Repeat these exercises in order to ‘learn’ and re-educate your deltoid muscle to perform this ‘concentric contracture’ even without pushing against your other arm.

Notes:

You should repeat each exercises 10 times in a session, with 3 to 5 sessions per day.

Stop exercising if your pain increases or you feel unwell.

You should expect to see some improvement by 6 and 12 weeks.

What is subacrominal decompression?

Subacromial decompression is the removal of bone from the acromion and partial resection of the coracoacromial ligament. It is a treatment for shoulder impingement.

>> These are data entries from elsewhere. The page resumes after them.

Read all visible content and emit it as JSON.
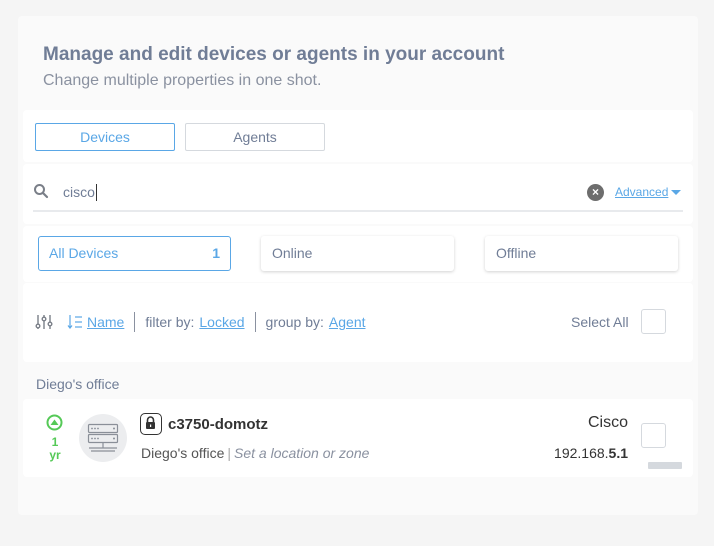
{
  "header": {
    "title": "Manage and edit devices or agents in your account",
    "subtitle": "Change multiple properties in one shot."
  },
  "tabs": [
    {
      "label": "Devices",
      "active": true
    },
    {
      "label": "Agents",
      "active": false
    }
  ],
  "search": {
    "value": "cisco",
    "clear_icon": "close-circle-icon",
    "advanced_label": "Advanced"
  },
  "filters": [
    {
      "label": "All Devices",
      "count": "1",
      "active": true
    },
    {
      "label": "Online",
      "active": false
    },
    {
      "label": "Offline",
      "active": false
    }
  ],
  "sort_bar": {
    "sort_field": "Name",
    "filter_label": "filter by:",
    "filter_value": "Locked",
    "group_label": "group by:",
    "group_value": "Agent",
    "select_all_label": "Select All"
  },
  "groups": [
    {
      "name": "Diego's office",
      "devices": [
        {
          "status": "online",
          "uptime_value": "1",
          "uptime_unit": "yr",
          "locked": true,
          "name": "c3750-domotz",
          "location": "Diego's office",
          "zone_placeholder": "Set a location or zone",
          "vendor": "Cisco",
          "ip_prefix": "192.168.",
          "ip_suffix": "5.1"
        }
      ]
    }
  ],
  "colors": {
    "accent": "#5aa7e6",
    "online": "#55c957",
    "title": "#707d96"
  }
}
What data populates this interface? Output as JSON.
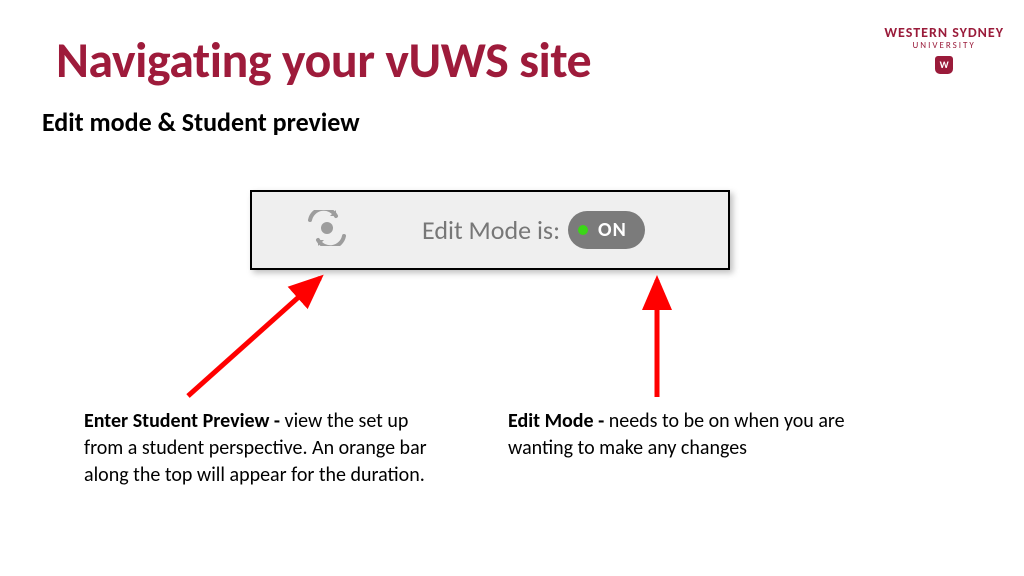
{
  "logo": {
    "top": "WESTERN SYDNEY",
    "sub": "UNIVERSITY",
    "shield_letter": "W"
  },
  "title": "Navigating your vUWS site",
  "subtitle": "Edit mode & Student preview",
  "toolbar": {
    "edit_mode_label": "Edit Mode is:",
    "toggle_text": "ON"
  },
  "captions": {
    "left": {
      "lead": "Enter Student Preview - ",
      "body": " view the set up from a student perspective. An orange bar along the top will appear for the duration."
    },
    "right": {
      "lead": "Edit Mode - ",
      "body": " needs to be on when you are wanting to make any changes"
    }
  },
  "colors": {
    "brand": "#9e1b3b",
    "arrow": "#ff0000"
  }
}
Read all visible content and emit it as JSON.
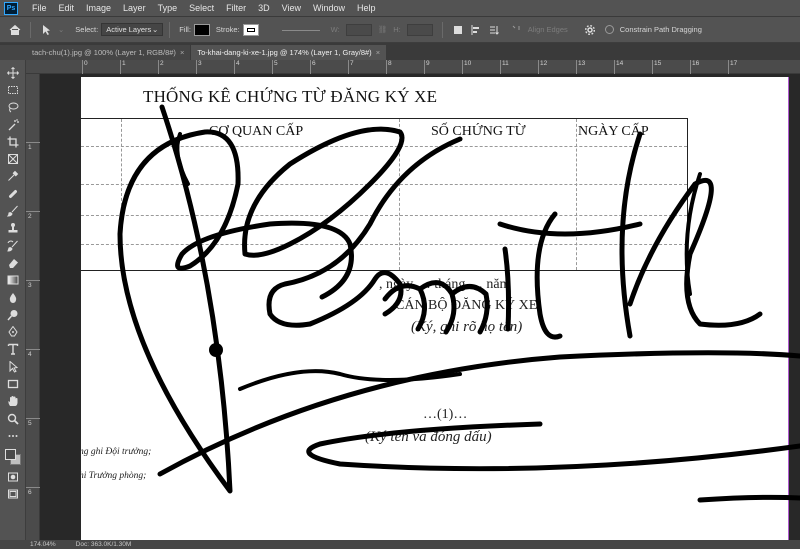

The acromioclavicular (AC) joint is usually left intact unless excision is required due to pain, in which case, the distal clavicle and part of the acromion is removed. The superior AC ligament remains intact so that the joint remains stable.

What is involved and what to expect with subacromial decompression?

In hospital

Before you go home after having your surgery, your therapist will start you on your rehabilitation program. This will involve:

  • some exercises, including active (assisted) glenohumeral movement in all planes
  • teaching you postural awareness and scapular setting

When you go home from the hospital, you will be wearing a sling to immobilise your shoulder. After 2–3 days, this will be removed.

At home

You will need to continue physiotherapy as an outpatient. Your program will include:

  • isometric strengthening (progress using pain and range of motion as the limiting factor)
  • rotator cuff strengthening
  • exercises for posterior capsular tightness (sleeper stretch and cross-chest adduction)

It’s important to be guided by your physiotherapist as over-zealous activity or repetitive sustained overhead movements could lead to delayed healing and pain.

4 weeks

By 4 weeks after surgery you should be able to resume driving and start swimming breaststroke for exercise.

6 weeks

After 6 weeks most people have an active range of motion equal to the level they had before surgery. At this stage you may also be able to return to work (if you have an office-style job) and resume functional activities. If you experience any significant increase in pain or decrease in range of motion, arrange a visit with your surgeon.

12 weeks

You can expect 80% improvement by 3 months. By this time, you may be able to resume some manual work, swim freestyle and play golf. Your surgeon will advise you on this based on your recovery.

You may also be able to start playing sports that involve repetitive overhead movements or contact sports. Again, your surgeon will guide you.

Full recovery can take 6–9 months.